Some 1,300 evacuated as search teams look for victims through deep ash layers

Mount Semeru spews thick columns of ash more than 12,000 metres into the sky over Java, Indonesia's most densely populated island. Video: Reuters

 

The death toll following the eruption of the highest volcano on Indonesia’s most densely populated island of Java rose to 14 on Sunday as search teams looked for victims in a landscape covered in deep layers of ash.

Mount Semeru in Lumajang district in East Java province spewed thick columns of ash more than 12,000 metres (40,000ft) into the sky, and searing gas and lava flowed down its slopes after a sudden eruption on Saturday triggered by heavy rains.

Several villages were blanketed with falling ash. Fifty-six people were injured and 1,300 have been evacuated. Authorities said most injuries were burns.

A thunderstorm and days of rain, which eroded and finally collapsed the lava dome atop the 3,676-metre (12,060ft) Semeru, triggered the eruption, said Eko Budi Lelono, who heads the geological survey centre.
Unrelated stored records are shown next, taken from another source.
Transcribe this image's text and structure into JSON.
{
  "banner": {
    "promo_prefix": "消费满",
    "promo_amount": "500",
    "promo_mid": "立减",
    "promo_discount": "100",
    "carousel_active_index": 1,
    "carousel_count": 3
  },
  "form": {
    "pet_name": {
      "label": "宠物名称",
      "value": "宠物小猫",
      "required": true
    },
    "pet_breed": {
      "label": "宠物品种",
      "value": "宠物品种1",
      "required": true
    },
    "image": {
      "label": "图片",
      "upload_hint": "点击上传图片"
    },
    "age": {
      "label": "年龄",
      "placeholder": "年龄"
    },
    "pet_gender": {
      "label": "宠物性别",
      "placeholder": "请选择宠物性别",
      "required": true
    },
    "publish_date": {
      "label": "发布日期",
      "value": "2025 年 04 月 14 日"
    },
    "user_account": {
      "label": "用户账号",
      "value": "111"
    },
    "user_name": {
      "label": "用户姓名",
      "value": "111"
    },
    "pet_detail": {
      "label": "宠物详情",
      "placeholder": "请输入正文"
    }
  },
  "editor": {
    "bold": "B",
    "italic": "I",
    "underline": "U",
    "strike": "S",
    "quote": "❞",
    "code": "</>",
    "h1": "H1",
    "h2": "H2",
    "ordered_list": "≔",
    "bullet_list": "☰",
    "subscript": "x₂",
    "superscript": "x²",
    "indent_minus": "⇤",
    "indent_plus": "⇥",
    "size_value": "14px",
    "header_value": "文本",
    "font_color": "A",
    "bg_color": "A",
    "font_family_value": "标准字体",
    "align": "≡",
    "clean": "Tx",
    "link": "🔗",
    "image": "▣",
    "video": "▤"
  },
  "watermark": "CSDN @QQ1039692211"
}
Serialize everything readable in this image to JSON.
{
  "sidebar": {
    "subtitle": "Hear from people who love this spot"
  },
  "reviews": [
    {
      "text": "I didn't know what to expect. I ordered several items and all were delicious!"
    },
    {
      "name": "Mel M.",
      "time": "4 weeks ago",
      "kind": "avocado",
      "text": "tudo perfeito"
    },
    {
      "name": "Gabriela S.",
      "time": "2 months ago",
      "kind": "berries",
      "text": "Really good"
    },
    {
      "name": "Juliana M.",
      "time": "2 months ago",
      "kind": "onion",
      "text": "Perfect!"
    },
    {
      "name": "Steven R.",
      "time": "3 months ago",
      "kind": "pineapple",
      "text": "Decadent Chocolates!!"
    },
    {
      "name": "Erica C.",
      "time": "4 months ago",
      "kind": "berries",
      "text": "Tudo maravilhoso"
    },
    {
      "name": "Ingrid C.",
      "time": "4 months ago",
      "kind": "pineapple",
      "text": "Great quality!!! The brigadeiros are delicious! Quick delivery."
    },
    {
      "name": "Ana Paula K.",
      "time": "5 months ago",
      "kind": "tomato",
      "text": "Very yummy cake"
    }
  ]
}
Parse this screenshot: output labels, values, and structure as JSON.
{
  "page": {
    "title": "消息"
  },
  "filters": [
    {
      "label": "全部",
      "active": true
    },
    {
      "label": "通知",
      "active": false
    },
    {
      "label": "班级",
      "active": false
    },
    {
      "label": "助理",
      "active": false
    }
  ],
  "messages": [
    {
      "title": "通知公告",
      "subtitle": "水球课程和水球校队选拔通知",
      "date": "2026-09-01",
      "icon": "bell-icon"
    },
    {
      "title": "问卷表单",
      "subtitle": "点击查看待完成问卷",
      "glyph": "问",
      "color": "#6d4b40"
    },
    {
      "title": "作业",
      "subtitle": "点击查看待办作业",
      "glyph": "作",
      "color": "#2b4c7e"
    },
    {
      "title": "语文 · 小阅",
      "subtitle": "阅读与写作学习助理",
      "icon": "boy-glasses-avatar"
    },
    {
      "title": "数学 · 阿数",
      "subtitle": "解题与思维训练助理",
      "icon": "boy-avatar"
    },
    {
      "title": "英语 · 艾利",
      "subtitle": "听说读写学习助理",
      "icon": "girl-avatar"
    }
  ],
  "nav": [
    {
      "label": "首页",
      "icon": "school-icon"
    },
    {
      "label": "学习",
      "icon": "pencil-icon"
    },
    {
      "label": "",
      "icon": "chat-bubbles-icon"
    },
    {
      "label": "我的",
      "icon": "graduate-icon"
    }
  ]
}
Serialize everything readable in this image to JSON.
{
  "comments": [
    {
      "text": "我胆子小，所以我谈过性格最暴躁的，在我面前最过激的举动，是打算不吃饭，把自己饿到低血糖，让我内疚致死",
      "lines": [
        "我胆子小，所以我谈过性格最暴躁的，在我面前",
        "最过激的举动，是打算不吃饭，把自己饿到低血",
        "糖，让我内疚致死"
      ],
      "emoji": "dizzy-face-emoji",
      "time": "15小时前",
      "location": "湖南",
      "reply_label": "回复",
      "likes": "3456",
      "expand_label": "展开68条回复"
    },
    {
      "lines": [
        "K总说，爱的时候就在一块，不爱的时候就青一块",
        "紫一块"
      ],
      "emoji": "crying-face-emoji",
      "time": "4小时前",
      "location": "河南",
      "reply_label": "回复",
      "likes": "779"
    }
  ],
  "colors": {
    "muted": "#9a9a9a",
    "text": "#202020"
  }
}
He said flows of searing gas and lava travelled up to 800 metres (2,624ft) to a nearby river at least twice on Saturday.

People were advised to stay 5km from the crater’s mouth, the agency said.

“Thick columns of ash have turned several villages to darkness,” said Lumajang district head Thoriqul Haq.

Several hundred people were moved to temporary shelters or left for other safe areas, he said, adding that a power blackout hampered the evacuation.

The debris and lava mixed with rainfall formed thick mud that destroyed the main bridge connecting Lumajang and the neighbouring district of Malang, as well as a smaller bridge, Mr Haq said.

A truck buried under volcanic ash from the Mount Semeru eruption. Photograph: Ammar/EPA
A truck buried under volcanic ash from the Mount Semeru eruption. Photograph: Ammar/EPA

Despite an increase in activity since Wednesday, Semeru’s alert status had remained at the third highest of four levels since it began erupting last year, and Indonesia’s Volcanology Centre for Geological Hazard Mitigation did not raise it this week, Mr Lelono said.

Mr Liswanto, the head of Semeru’s monitoring post, said his office had informed the community and the miners that hot ash could tumble down from Semeru’s crater at any time, after sensors picked up increased activity in the past week.

‘Everything dark’

But some residents who fled to a government shelter near Lumajang district’s head office said authorities did not convey any information to them about the volcano’s activities.

“Suddenly everything went dark, the bright afternoon turned into night. A rumbling sound and heat forced us to run to the mosque,” said Fatmah, a resident who fled to the shelter from Curah Kobokan, about three miles from the crater. “It was a far stronger eruption than in January.”

Transport ministry spokeswoman Adita Irawati said her office issued a notice on Saturday for all airlines to avoid routes near the volcano.

She said flight operations are still running as scheduled and that authorities will continue to monitor the situation.

The Darwin Volcanic Ash Advisory Centre said the spread of volcanic ash from Mount Semeru was detected to the southwest moving at a speed of 50 knots.

Television reports showed people screaming and running under a huge ash cloud, their faces wet from rain mixed with volcanic dust.

The last time Semeru erupted, in January, there were no casualties.

Indonesia, an archipelago of more than 270 million people, is prone to earthquakes and volcanic activity because it sits along the Pacific Ring of Fire, a horseshoe-shaped series of fault lines. – Associated Press